This is where a lot of important work takes place. If no drawings or plans can be found for an existing structure your client is intending to modify, we as structural engineers have to document the existing structural systems as well as the condition of the structure, including any damage. We start by documenting the gravity system, or all the beams, columns and walls that support typical gravity loads, which range from people to furniture to snow. As we document these elements, we also have to keep an eye out for how the structure is resisting lateral loads, such as wind gusts or earthquake ground movement. Sometimes, depending on the age of the building, a lateral system will not be present, as it was not part of the code required design.
Once we have the existing structural systems documented, we can analyze the system when we return to the office. A regular part of my job- a common but important responsibility for all retrofit/takeover engineers - is clearly conveying the limitation of the existing structure to the client. If no lateral system is present, it can be very costly to make modifications that would increase the lateral load on the building because once you increase them beyond a certain point, you must laterally retrofit the entire building.
There is a common joke theme that we became engineers so we don’t have to talk to people. It is true that many engineers can relate to this due to our introverted nature. However, engineers are required to interact with, at minimum, people within the industry, including other engineers, architects, and contractors. Effective communication is a skill every young engineer must learn to succeed.
In my experience, when I meet someone and they ask what I do, my response of “structural engineer” is usually accompanied by a friendly, but blank expression. Most people don’t know what a structural engineer does, and a few are curious enough to ask what structural engineering is. I have also found that some within the construction industry also don’t understand what structural engineering is.
While some in my field would prefer to respond to questions from our industry colleagues with, “Trust me, I am an engineer.” I feel this is a real missed opportunity.
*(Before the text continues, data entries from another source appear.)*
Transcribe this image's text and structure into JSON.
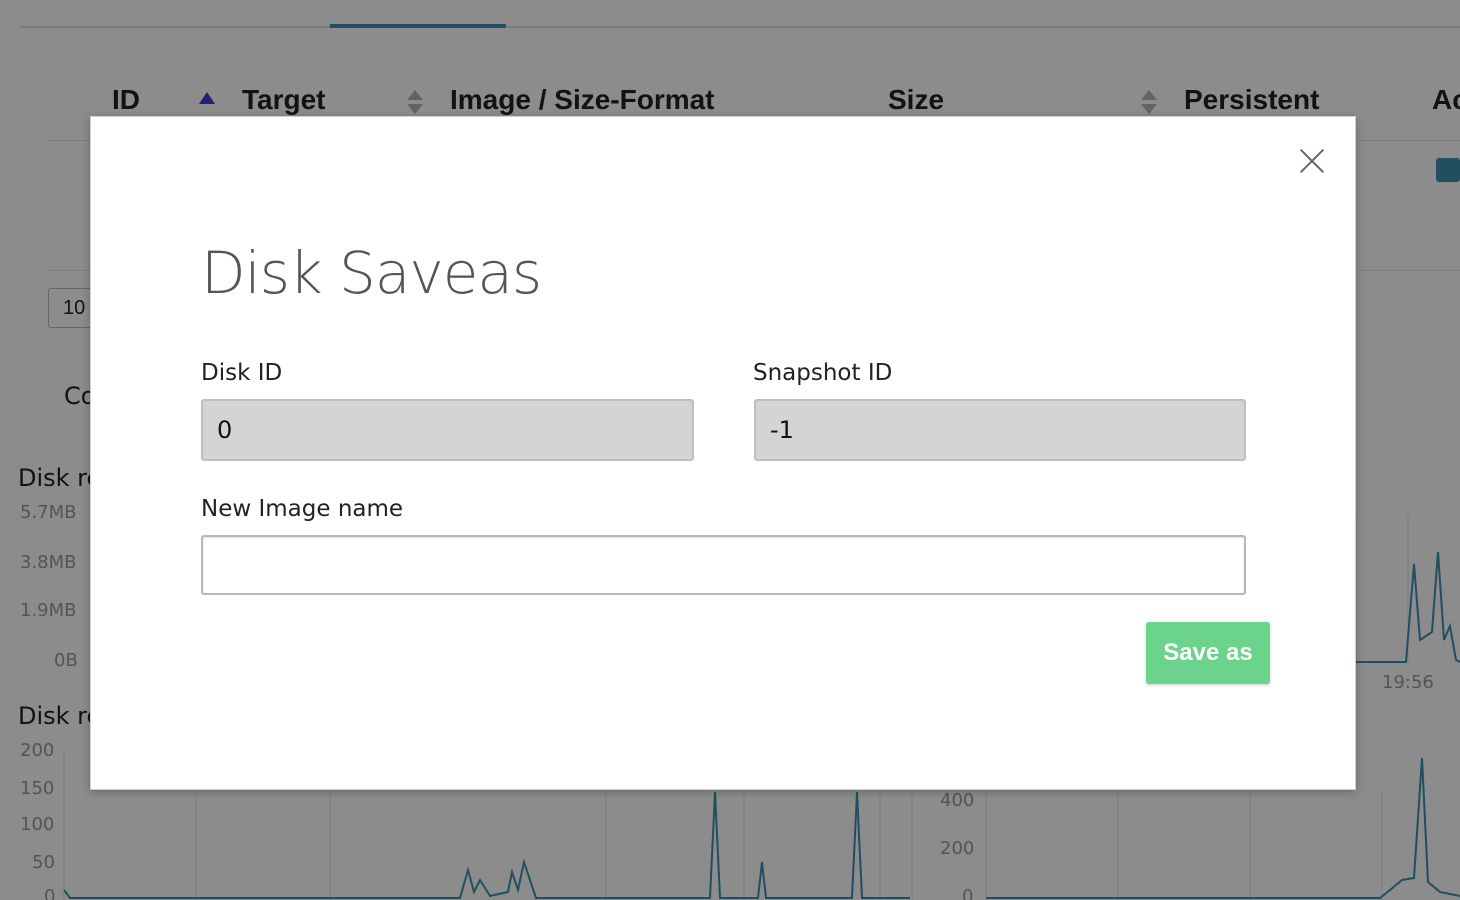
{
  "table": {
    "columns": [
      {
        "label": "ID"
      },
      {
        "label": "Target"
      },
      {
        "label": "Image / Size-Format"
      },
      {
        "label": "Size"
      },
      {
        "label": "Persistent"
      },
      {
        "label": "Ac"
      }
    ]
  },
  "pagination": {
    "page_size": "10"
  },
  "background_labels": {
    "conf": "Co",
    "disk_read_bytes": "Disk re",
    "disk_read_iops": "Disk re"
  },
  "charts": {
    "bytes_axis": [
      "5.7MB",
      "3.8MB",
      "1.9MB",
      "0B"
    ],
    "bytes_time_tick": "19:56",
    "iops_axis_left": [
      "200",
      "150",
      "100",
      "50",
      "0"
    ],
    "iops_axis_right": [
      "400",
      "200",
      "0"
    ]
  },
  "modal": {
    "title": "Disk Saveas",
    "disk_id_label": "Disk ID",
    "disk_id_value": "0",
    "snapshot_id_label": "Snapshot ID",
    "snapshot_id_value": "-1",
    "new_image_label": "New Image name",
    "new_image_value": "",
    "save_button": "Save as"
  },
  "colors": {
    "accent": "#3f8fb0",
    "save_button": "#6bd38c",
    "readonly_field": "#d4d4d4"
  }
}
If a client/architect/owner/ contractor asks me a question, I now have the space to educate them on what exactly it is I do. I believe this helps everyone involved, because I get the chance to describe not just what I am doing but why I am doing it. If I can help someone understand what and why I am doing something, they are more likely to understand the value I am bringing. Helping clients understand the value we as structural engineers add should be a high priority of our jobs.
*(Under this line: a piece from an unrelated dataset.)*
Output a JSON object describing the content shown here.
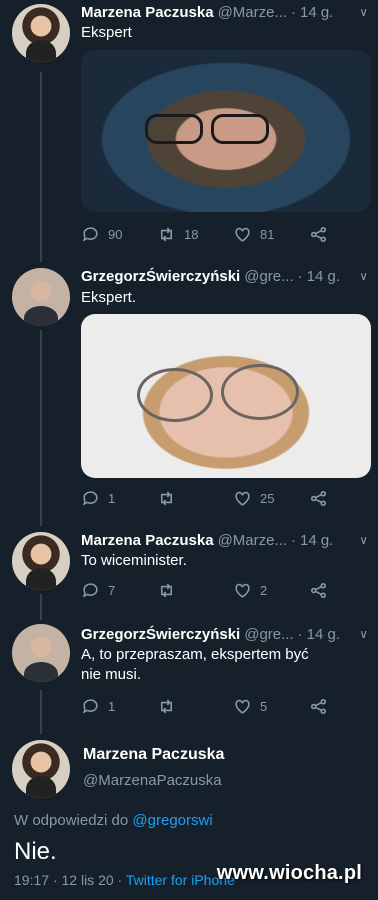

Do I love being a structural engineer? YES! It is a perfect balance of technical and creative. I spend most days in the office but I also get to be in the field and see really astonishing, and sometimes confounding, damage. I also get to visit existing structures and envision how I can work with what is and turn it into what could be. Lastly, I get to interact with others and explain the art of engineering, which I love. Are you interested in learning more about the field of structural engineering? If you said "YES!", let us know how we can help.